Lloyds Bank has launched a new £1bn fund to help owners of commercial real estate improve the energy efficiency of their buildings.
The bank claims that over the life of the fund, the amount of energy saved could be as much as 110,000 tonnes of carbon – equivalent to the output of more than 22,000 homes.
Property owners will be able to access the fund, which is the first of its kind, after undergoing a test to assess how much energy efficiency a borrower can achieve.
The better they perform on the test, the better the rates they will be able to access, up to a discount of 20 basis points below Lloyds' agreed price on new loans of £10m or more.
By offering a margin discount on green loans, Lloyds Bank said it can support its clients’ sustainability programmes and incentivise improved energy efficiency. It also hopes it will spark interest from investors for sustainable fixed income products for the UK market, such as green bonds.
Buildings are responsible for almost 40pc of energy consumption and 36pc of carbon emissions in the UK.
John Feeney, global head of commercial real estate at Lloyds Bank, said he expects the typical loan to be between £50m and £100m.
“Environmental issues have come up the agenda so quickly and what it comes back to is that more and more capital is coming from sovereign wealth funds, or pension funds, and they’re under pressure from people who invest in those, or their citizens, to do more in an environmental sense,” he said.
The issuance of climate change-focused bonds has become more common in recent years. Analysis commissioned by HSBC last year found the global green bond market is now estimated to be worth almost $600bn.

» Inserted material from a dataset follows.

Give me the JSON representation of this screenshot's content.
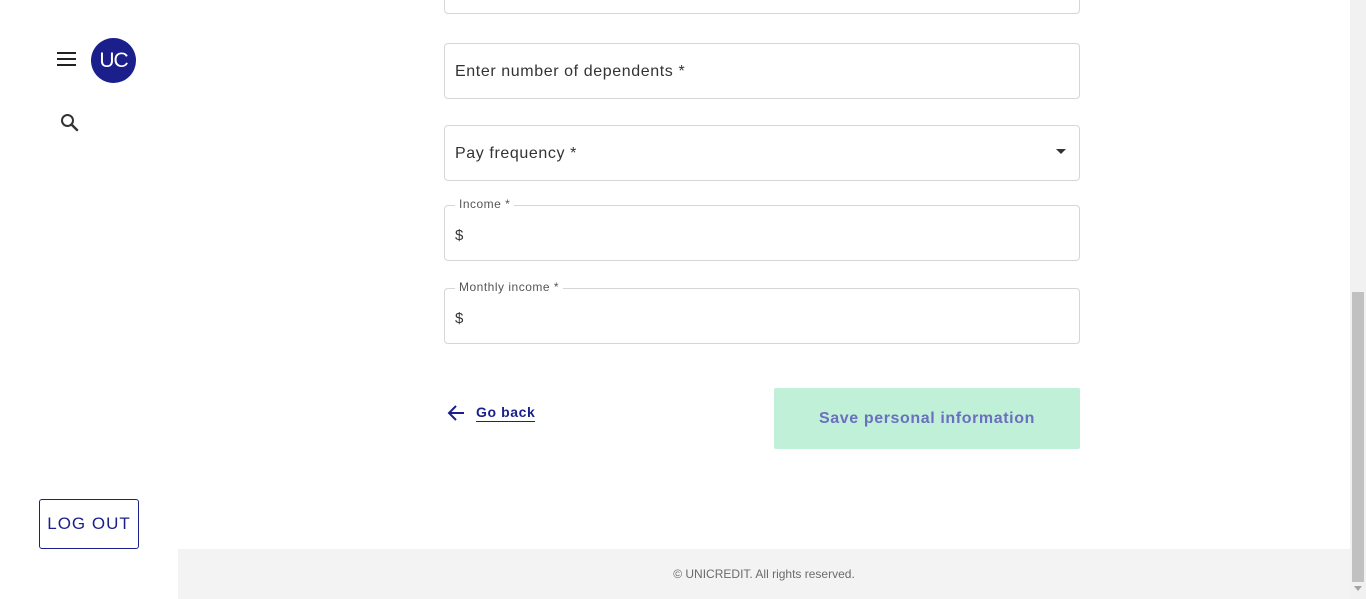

Last year, Transport for London issued a £400m green bond to raise money to invest in infrastructure and environmental issues such as energy and climate resilience, air quality and pollution prevention.

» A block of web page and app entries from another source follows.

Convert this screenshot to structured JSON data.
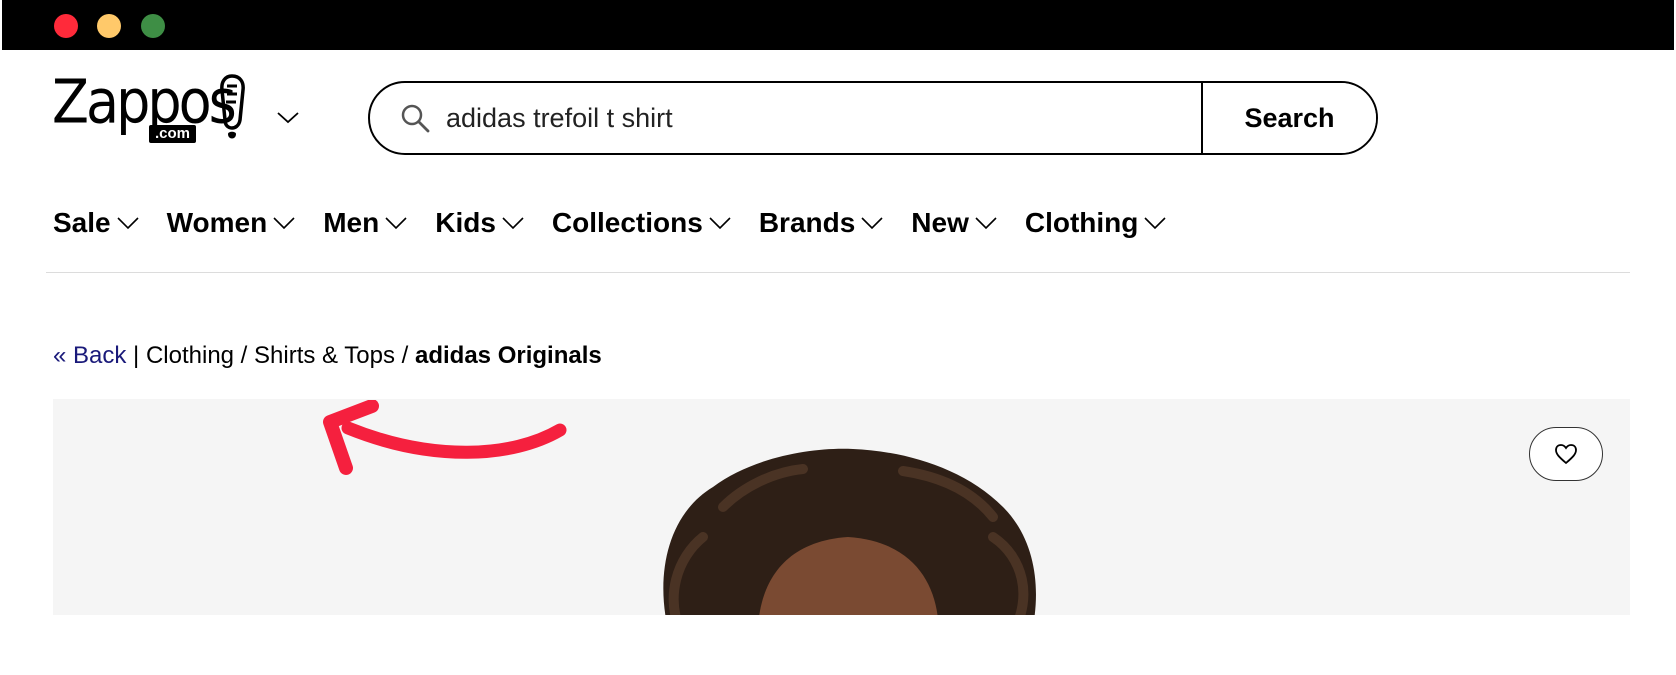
{
  "window": {
    "controls": [
      "close",
      "minimize",
      "maximize"
    ]
  },
  "logo": {
    "text": "Zappos",
    "suffix": ".com",
    "icon": "zappos-shoe-icon"
  },
  "search": {
    "value": "adidas trefoil t shirt",
    "placeholder": "",
    "button_label": "Search",
    "icon": "search-icon"
  },
  "nav": {
    "items": [
      {
        "label": "Sale"
      },
      {
        "label": "Women"
      },
      {
        "label": "Men"
      },
      {
        "label": "Kids"
      },
      {
        "label": "Collections"
      },
      {
        "label": "Brands"
      },
      {
        "label": "New"
      },
      {
        "label": "Clothing"
      }
    ]
  },
  "breadcrumb": {
    "back": "« Back",
    "sep1": " | ",
    "level1": "Clothing",
    "sep2": " / ",
    "level2": "Shirts & Tops",
    "sep3": " / ",
    "current": "adidas Originals"
  },
  "product": {
    "favorite_icon": "heart-icon",
    "annotation_color": "#f5203e"
  }
}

Mr Feeney said he expected other lenders to follow Lloyds’ lead as the appetite for green financial products increases.